Running Deer purchased Butterdon Wood in July 2013.
Butterdon Wood is predominantly planted to Japanese Larch with mixed broadleaf including hazel, sweet chestnut, sycamore, cherry, holly and a few oak. The larch was planted as a crop in 1987.
Larch is a fast growing conifer harvested for construction, fencing, gates, telegraph poles and railway sleepers. Until we took ownership of the woodland it was under managed resulting in dense, dark conifer woodland with little growth at ground or shrub level.

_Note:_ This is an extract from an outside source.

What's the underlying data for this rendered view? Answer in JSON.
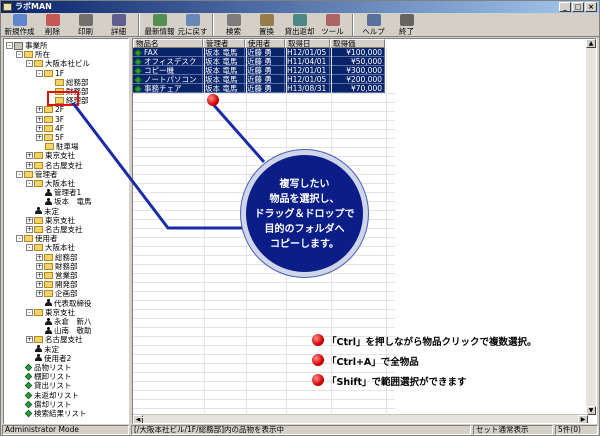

The woodland is going through some massive changes, partly because a prolific disease that is currently attacking larch trees which has advanced our medium term aim to remove the larch and replace with broadleaf trees.
The creation of a new broadleaf woodland will change the structure of the canopy, allowing the light in and encouraging new tree growth and wild flowers such as bluebells, foxgloves and wood sorrel.
We have already cleared two compartments of Larch which have been replanted with native species such as silver birch, hazel, oak, hawthorn, crab apple, downy birch and holly.
There are also a significant number of hazel, sycamore and sweet chestnut coppice stands which have been left unmanaged. We are in the process of coppicing these trees using traditional methods, for the production of wood and charcoal, and to improve the health of the woodland.
As part of Running Deer’s replanting plan we will create glades and improve the habitat for wildlife, such as the Nightjar which used to be heard in Butterdon Wood before the larch plantation was established.